Scientists studied a group of critically endangered gray whales to learn how to reduce the negative effects of sound surveys used by oil and gas companies. (Yuri Yakovlev)
Whales and the pursuit of oil don’t tend to mix well. Companies often search using pulses, seismic surveys that employ sounds the same frequency as those that certain types of whales use to communicate.
Now, for the first time ever, an international group of scientists and an energy company have partnered to reduce the environmental impact of searching for oil and gas. It’s a move they hope will guide future interactions between the energy industry and the marine environment.
The International Union for Conservation of Nature (IUCN) created the Western Gray Whale Advisory Panel (WGWAP) in 2006 after Sakhalin Energy Investment Company wanted to conduct a survey for oil near Russia’s Sakhalin Island — in the same waters where a population of critically endangered gray whales feeds and breeds.
Many environmental groups, including the WWF, launched a campaign against the project because of worries about the impact on the whales, including ship strikes, sound disturbances and pollution, according to Carl Gustaf Lundin, IUCN Global Marine and Polar Program director.
“That really raised the profile of the project internationally,” Lundin told weather.com. It forced Sakhalin to demonstrate a real commitment to mitigating any harm to the whale population, he added. (MORE: A New Way to Listen In On Dolphins and their Environment)
To help Sakhalin minimize its impact on the whales, scientists from the WGWAP began by studying the whales’ behaviors. They continued monitoring the whale population while the company worked, and adjusted the survey as needed, ultimately finding that the whales experienced few negative effects from the process. The researchers published their strategy in the journal Aquatic Mammals, in the hopes it could be a model for future surveys.
“What we’ve tried to do is provide the stepping stones [that] people need to follow,” Greg Donovan, chair of WGWAP, told weather.com. “But it's a feedback process, so that you need to continually learn. You should never assume that what you're doing is working.”
It’s this feedback system that makes the new work “a real step-change” for seismic surveys, Nathan Merchant, a Syracuse University researcher who studies the effects of man-made sounds on marine life, told weather.com. Merchant, who was not involved in this research, said this study is the first monitoring of noise levels in real time, allowing the team to intervene and stop the survey if necessary.

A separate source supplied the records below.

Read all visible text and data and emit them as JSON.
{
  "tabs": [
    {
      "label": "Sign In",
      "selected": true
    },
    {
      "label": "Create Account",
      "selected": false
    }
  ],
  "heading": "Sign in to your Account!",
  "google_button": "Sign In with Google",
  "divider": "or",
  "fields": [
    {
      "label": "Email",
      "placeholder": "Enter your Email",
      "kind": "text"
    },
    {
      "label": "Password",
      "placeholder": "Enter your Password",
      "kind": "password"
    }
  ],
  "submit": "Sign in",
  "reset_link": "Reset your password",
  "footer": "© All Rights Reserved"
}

“It always feels a little strange talking about the environmental impact of seismic surveys on marine mammals when the whole issue is massively dwarfed by the question of whether we should be going to ever greater lengths to extract these fossil fuels in the first place,” Merchant said. “That said, if the impact these surveys have on the environment can be reduced, then by all means those measures should be taken.”

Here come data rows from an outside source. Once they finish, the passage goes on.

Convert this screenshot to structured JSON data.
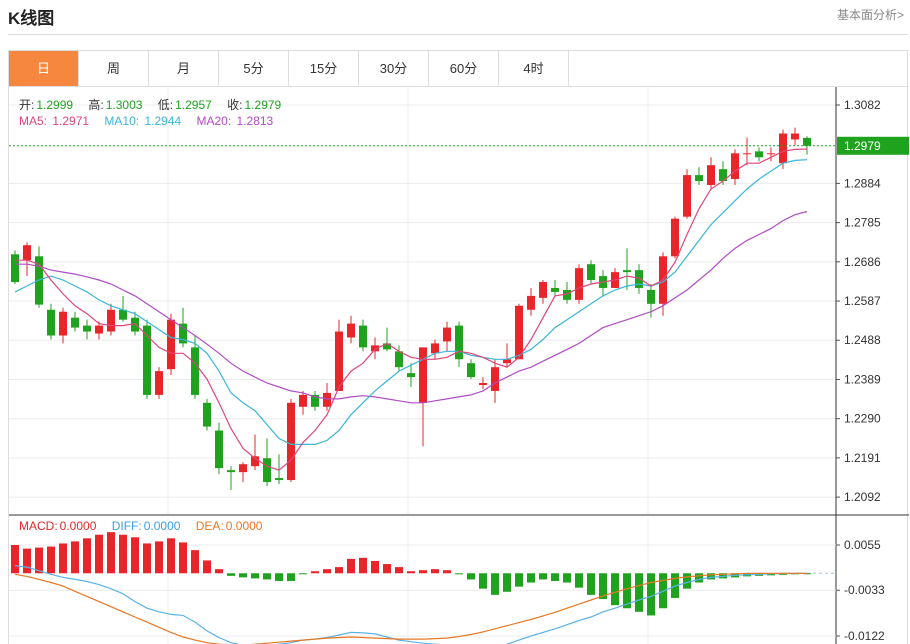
{
  "header": {
    "title": "K线图",
    "more_link": "基本面分析>"
  },
  "tabs": [
    {
      "label": "日",
      "active": true
    },
    {
      "label": "周"
    },
    {
      "label": "月"
    },
    {
      "label": "5分"
    },
    {
      "label": "15分"
    },
    {
      "label": "30分"
    },
    {
      "label": "60分"
    },
    {
      "label": "4时"
    }
  ],
  "ohlc_legend": {
    "open_label": "开:",
    "open": "1.2999",
    "high_label": "高:",
    "high": "1.3003",
    "low_label": "低:",
    "low": "1.2957",
    "close_label": "收:",
    "close": "1.2979"
  },
  "ma_legend": {
    "ma5_label": "MA5:",
    "ma5": "1.2971",
    "ma10_label": "MA10:",
    "ma10": "1.2944",
    "ma20_label": "MA20:",
    "ma20": "1.2813"
  },
  "macd_legend": {
    "macd_label": "MACD:",
    "macd": "0.0000",
    "diff_label": "DIFF:",
    "diff": "0.0000",
    "dea_label": "DEA:",
    "dea": "0.0000"
  },
  "price_axis_ticks": [
    "1.3082",
    "1.2884",
    "1.2785",
    "1.2686",
    "1.2587",
    "1.2488",
    "1.2389",
    "1.2290",
    "1.2191",
    "1.2092"
  ],
  "current_price_label": "1.2979",
  "macd_axis_ticks": [
    "0.0055",
    "-0.0033",
    "-0.0122"
  ],
  "colors": {
    "up": "#e8262a",
    "down": "#1fa31f",
    "ma5": "#e0457b",
    "ma10": "#38b6d8",
    "ma20": "#b04cc4",
    "dea": "#e87722",
    "diff": "#5bb2e8",
    "accent": "#f5873f"
  },
  "chart_data": {
    "type": "candlestick",
    "yrange": [
      1.2072,
      1.3082
    ],
    "candles": [
      [
        1.2705,
        1.2715,
        1.263,
        1.2635
      ],
      [
        1.269,
        1.2735,
        1.265,
        1.2728
      ],
      [
        1.27,
        1.2725,
        1.257,
        1.2578
      ],
      [
        1.2565,
        1.258,
        1.249,
        1.25
      ],
      [
        1.25,
        1.257,
        1.248,
        1.256
      ],
      [
        1.2545,
        1.256,
        1.251,
        1.252
      ],
      [
        1.2525,
        1.254,
        1.249,
        1.251
      ],
      [
        1.2505,
        1.2535,
        1.249,
        1.2525
      ],
      [
        1.251,
        1.258,
        1.25,
        1.2565
      ],
      [
        1.2565,
        1.26,
        1.2535,
        1.254
      ],
      [
        1.2545,
        1.256,
        1.25,
        1.251
      ],
      [
        1.2525,
        1.254,
        1.234,
        1.235
      ],
      [
        1.235,
        1.242,
        1.234,
        1.241
      ],
      [
        1.2415,
        1.2555,
        1.24,
        1.254
      ],
      [
        1.253,
        1.257,
        1.247,
        1.248
      ],
      [
        1.247,
        1.25,
        1.234,
        1.235
      ],
      [
        1.233,
        1.234,
        1.226,
        1.227
      ],
      [
        1.226,
        1.228,
        1.215,
        1.2165
      ],
      [
        1.216,
        1.217,
        1.211,
        1.2155
      ],
      [
        1.2155,
        1.218,
        1.213,
        1.2175
      ],
      [
        1.217,
        1.225,
        1.216,
        1.2195
      ],
      [
        1.219,
        1.224,
        1.212,
        1.213
      ],
      [
        1.214,
        1.22,
        1.2125,
        1.2135
      ],
      [
        1.2135,
        1.234,
        1.213,
        1.233
      ],
      [
        1.232,
        1.236,
        1.23,
        1.235
      ],
      [
        1.235,
        1.236,
        1.231,
        1.232
      ],
      [
        1.232,
        1.238,
        1.231,
        1.2355
      ],
      [
        1.236,
        1.254,
        1.236,
        1.251
      ],
      [
        1.2495,
        1.255,
        1.248,
        1.253
      ],
      [
        1.2525,
        1.254,
        1.246,
        1.247
      ],
      [
        1.246,
        1.2495,
        1.244,
        1.2475
      ],
      [
        1.248,
        1.252,
        1.246,
        1.2465
      ],
      [
        1.246,
        1.2475,
        1.241,
        1.242
      ],
      [
        1.2405,
        1.243,
        1.237,
        1.2395
      ],
      [
        1.233,
        1.247,
        1.222,
        1.247
      ],
      [
        1.2455,
        1.249,
        1.244,
        1.248
      ],
      [
        1.2485,
        1.2535,
        1.246,
        1.252
      ],
      [
        1.2525,
        1.2535,
        1.242,
        1.244
      ],
      [
        1.243,
        1.244,
        1.239,
        1.2395
      ],
      [
        1.2375,
        1.2395,
        1.2365,
        1.238
      ],
      [
        1.236,
        1.244,
        1.233,
        1.242
      ],
      [
        1.243,
        1.248,
        1.242,
        1.244
      ],
      [
        1.244,
        1.258,
        1.244,
        1.2575
      ],
      [
        1.2565,
        1.262,
        1.255,
        1.26
      ],
      [
        1.2595,
        1.264,
        1.258,
        1.2635
      ],
      [
        1.262,
        1.264,
        1.26,
        1.261
      ],
      [
        1.2615,
        1.2635,
        1.258,
        1.259
      ],
      [
        1.259,
        1.268,
        1.258,
        1.267
      ],
      [
        1.268,
        1.269,
        1.263,
        1.264
      ],
      [
        1.265,
        1.2665,
        1.26,
        1.262
      ],
      [
        1.262,
        1.267,
        1.262,
        1.266
      ],
      [
        1.2665,
        1.272,
        1.2615,
        1.266
      ],
      [
        1.2665,
        1.268,
        1.2605,
        1.262
      ],
      [
        1.2615,
        1.263,
        1.2545,
        1.258
      ],
      [
        1.258,
        1.271,
        1.255,
        1.27
      ],
      [
        1.27,
        1.28,
        1.2695,
        1.2795
      ],
      [
        1.28,
        1.292,
        1.2795,
        1.2905
      ],
      [
        1.2905,
        1.2925,
        1.288,
        1.289
      ],
      [
        1.288,
        1.295,
        1.287,
        1.293
      ],
      [
        1.292,
        1.294,
        1.288,
        1.289
      ],
      [
        1.2895,
        1.297,
        1.288,
        1.296
      ],
      [
        1.296,
        1.3,
        1.293,
        1.296
      ],
      [
        1.2965,
        1.2975,
        1.294,
        1.295
      ],
      [
        1.296,
        1.2975,
        1.294,
        1.296
      ],
      [
        1.2935,
        1.302,
        1.292,
        1.301
      ],
      [
        1.2995,
        1.3025,
        1.298,
        1.301
      ],
      [
        1.2999,
        1.3003,
        1.2957,
        1.2979
      ]
    ],
    "ma5": [
      1.269,
      1.269,
      1.268,
      1.264,
      1.2605,
      1.2575,
      1.2555,
      1.253,
      1.2525,
      1.2525,
      1.253,
      1.25,
      1.247,
      1.2455,
      1.2455,
      1.243,
      1.239,
      1.233,
      1.2265,
      1.2215,
      1.219,
      1.217,
      1.216,
      1.2185,
      1.223,
      1.226,
      1.23,
      1.237,
      1.241,
      1.243,
      1.2465,
      1.248,
      1.246,
      1.2445,
      1.244,
      1.244,
      1.2445,
      1.246,
      1.2455,
      1.2445,
      1.243,
      1.242,
      1.2445,
      1.249,
      1.2545,
      1.26,
      1.2605,
      1.262,
      1.263,
      1.2635,
      1.264,
      1.265,
      1.2645,
      1.2625,
      1.264,
      1.2685,
      1.2755,
      1.282,
      1.287,
      1.289,
      1.2915,
      1.2935,
      1.2935,
      1.295,
      1.2965,
      1.297,
      1.2971
    ],
    "ma10": [
      1.261,
      1.2625,
      1.264,
      1.265,
      1.264,
      1.2625,
      1.261,
      1.259,
      1.2575,
      1.2565,
      1.2555,
      1.2535,
      1.2515,
      1.2495,
      1.249,
      1.248,
      1.2455,
      1.241,
      1.2355,
      1.233,
      1.231,
      1.2275,
      1.224,
      1.2225,
      1.2225,
      1.2225,
      1.2235,
      1.226,
      1.23,
      1.233,
      1.236,
      1.2385,
      1.241,
      1.2425,
      1.244,
      1.2455,
      1.246,
      1.246,
      1.245,
      1.2445,
      1.244,
      1.244,
      1.245,
      1.2465,
      1.249,
      1.252,
      1.254,
      1.256,
      1.258,
      1.26,
      1.2615,
      1.2625,
      1.263,
      1.2625,
      1.2635,
      1.266,
      1.27,
      1.274,
      1.278,
      1.281,
      1.284,
      1.287,
      1.2895,
      1.2915,
      1.2935,
      1.2942,
      1.2944
    ],
    "ma20": [
      1.268,
      1.268,
      1.2675,
      1.2665,
      1.266,
      1.2655,
      1.2648,
      1.264,
      1.263,
      1.2615,
      1.26,
      1.258,
      1.256,
      1.254,
      1.252,
      1.25,
      1.2478,
      1.2455,
      1.243,
      1.241,
      1.2395,
      1.238,
      1.237,
      1.236,
      1.2355,
      1.2345,
      1.234,
      1.234,
      1.2345,
      1.2348,
      1.2345,
      1.234,
      1.2335,
      1.233,
      1.233,
      1.2335,
      1.234,
      1.2345,
      1.235,
      1.236,
      1.238,
      1.2395,
      1.241,
      1.242,
      1.2435,
      1.245,
      1.2465,
      1.248,
      1.25,
      1.252,
      1.253,
      1.254,
      1.255,
      1.256,
      1.2575,
      1.2595,
      1.2615,
      1.264,
      1.2665,
      1.2695,
      1.272,
      1.274,
      1.2755,
      1.277,
      1.279,
      1.2805,
      1.2813
    ],
    "macd": {
      "yrange": [
        -0.0122,
        0.009
      ],
      "hist": [
        0.0055,
        0.0048,
        0.005,
        0.0052,
        0.0058,
        0.0062,
        0.0068,
        0.0075,
        0.008,
        0.0075,
        0.007,
        0.0058,
        0.0062,
        0.0068,
        0.006,
        0.0045,
        0.0025,
        0.0008,
        -0.0005,
        -0.0008,
        -0.001,
        -0.0012,
        -0.0015,
        -0.0015,
        -0.0002,
        0.0004,
        0.0008,
        0.0012,
        0.0028,
        0.003,
        0.0024,
        0.0018,
        0.0012,
        0.0004,
        0.0006,
        0.0008,
        0.0006,
        -0.0002,
        -0.0012,
        -0.003,
        -0.0042,
        -0.0036,
        -0.0026,
        -0.0018,
        -0.0012,
        -0.0015,
        -0.0018,
        -0.0028,
        -0.0042,
        -0.005,
        -0.0062,
        -0.0068,
        -0.0075,
        -0.0082,
        -0.0068,
        -0.0048,
        -0.003,
        -0.0018,
        -0.0012,
        -0.001,
        -0.0008,
        -0.0006,
        -0.0005,
        -0.0004,
        -0.0003,
        -0.0002,
        -0.0001
      ],
      "diff": [
        0.0015,
        0.0012,
        0.0005,
        -0.0002,
        -0.0008,
        -0.0012,
        -0.0016,
        -0.0022,
        -0.003,
        -0.004,
        -0.0055,
        -0.0068,
        -0.0075,
        -0.008,
        -0.0082,
        -0.0095,
        -0.0112,
        -0.0125,
        -0.0135,
        -0.014,
        -0.0142,
        -0.014,
        -0.0138,
        -0.0135,
        -0.013,
        -0.0128,
        -0.0125,
        -0.012,
        -0.0115,
        -0.0116,
        -0.0118,
        -0.0124,
        -0.013,
        -0.0133,
        -0.0136,
        -0.0138,
        -0.014,
        -0.0142,
        -0.0145,
        -0.0147,
        -0.0145,
        -0.0138,
        -0.013,
        -0.0122,
        -0.0115,
        -0.0108,
        -0.01,
        -0.0092,
        -0.0085,
        -0.0075,
        -0.0068,
        -0.006,
        -0.0052,
        -0.0045,
        -0.0035,
        -0.0025,
        -0.0018,
        -0.0012,
        -0.0008,
        -0.0006,
        -0.0004,
        -0.0003,
        -0.0002,
        -0.0001,
        0.0,
        0.0,
        0.0
      ],
      "dea": [
        -0.0002,
        -0.0006,
        -0.0012,
        -0.0018,
        -0.0025,
        -0.0035,
        -0.0045,
        -0.0055,
        -0.0065,
        -0.0075,
        -0.0085,
        -0.0095,
        -0.0105,
        -0.0115,
        -0.0124,
        -0.013,
        -0.0135,
        -0.0138,
        -0.014,
        -0.014,
        -0.0138,
        -0.0136,
        -0.0134,
        -0.0132,
        -0.013,
        -0.0128,
        -0.0126,
        -0.0125,
        -0.0124,
        -0.0125,
        -0.0126,
        -0.0127,
        -0.0128,
        -0.0128,
        -0.0128,
        -0.0127,
        -0.0126,
        -0.0123,
        -0.0119,
        -0.0114,
        -0.0108,
        -0.0102,
        -0.0096,
        -0.009,
        -0.0083,
        -0.0076,
        -0.0068,
        -0.006,
        -0.0052,
        -0.0044,
        -0.0037,
        -0.003,
        -0.0024,
        -0.0018,
        -0.0014,
        -0.001,
        -0.0007,
        -0.0005,
        -0.0003,
        -0.0002,
        -0.0001,
        0.0,
        0.0,
        0.0,
        0.0,
        0.0,
        0.0
      ]
    }
  }
}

Whether to move away from fossil fuels is another question. Regardless, study lead author Doug Nowacek told weather.com that seismic surveys aren’t going away anytime soon. Companies survey existing oil fields every three to five years, and placing offshore wind turbines also requires surveying the sea floor.

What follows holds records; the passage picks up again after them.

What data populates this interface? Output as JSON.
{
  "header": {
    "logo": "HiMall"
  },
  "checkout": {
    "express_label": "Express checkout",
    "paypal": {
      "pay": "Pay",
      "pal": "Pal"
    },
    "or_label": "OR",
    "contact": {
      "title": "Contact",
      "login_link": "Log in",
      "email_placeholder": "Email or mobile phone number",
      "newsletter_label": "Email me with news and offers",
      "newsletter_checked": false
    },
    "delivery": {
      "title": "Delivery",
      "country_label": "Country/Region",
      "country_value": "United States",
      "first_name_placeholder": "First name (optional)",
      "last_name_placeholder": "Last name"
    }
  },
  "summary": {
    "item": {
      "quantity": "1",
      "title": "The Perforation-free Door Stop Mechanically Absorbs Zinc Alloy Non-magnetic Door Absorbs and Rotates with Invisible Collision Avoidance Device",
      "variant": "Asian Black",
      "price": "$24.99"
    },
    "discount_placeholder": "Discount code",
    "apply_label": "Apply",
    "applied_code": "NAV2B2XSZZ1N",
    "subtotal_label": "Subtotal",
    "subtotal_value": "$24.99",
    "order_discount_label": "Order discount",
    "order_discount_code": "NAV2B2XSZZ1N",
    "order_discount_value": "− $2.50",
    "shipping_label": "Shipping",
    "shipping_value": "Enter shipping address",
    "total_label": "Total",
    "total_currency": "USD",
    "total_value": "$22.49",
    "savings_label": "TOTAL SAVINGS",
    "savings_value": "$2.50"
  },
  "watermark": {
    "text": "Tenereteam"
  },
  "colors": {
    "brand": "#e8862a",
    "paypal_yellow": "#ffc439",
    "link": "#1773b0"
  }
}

“We’re not going to see a diminution of seismic surveys in the near future,” Nowacek said. “So hopefully what we’ve done will help inform those efforts.”
Dolphins ride the waves off the coast of South Africa. (Greg Huglin/greghuglin.com).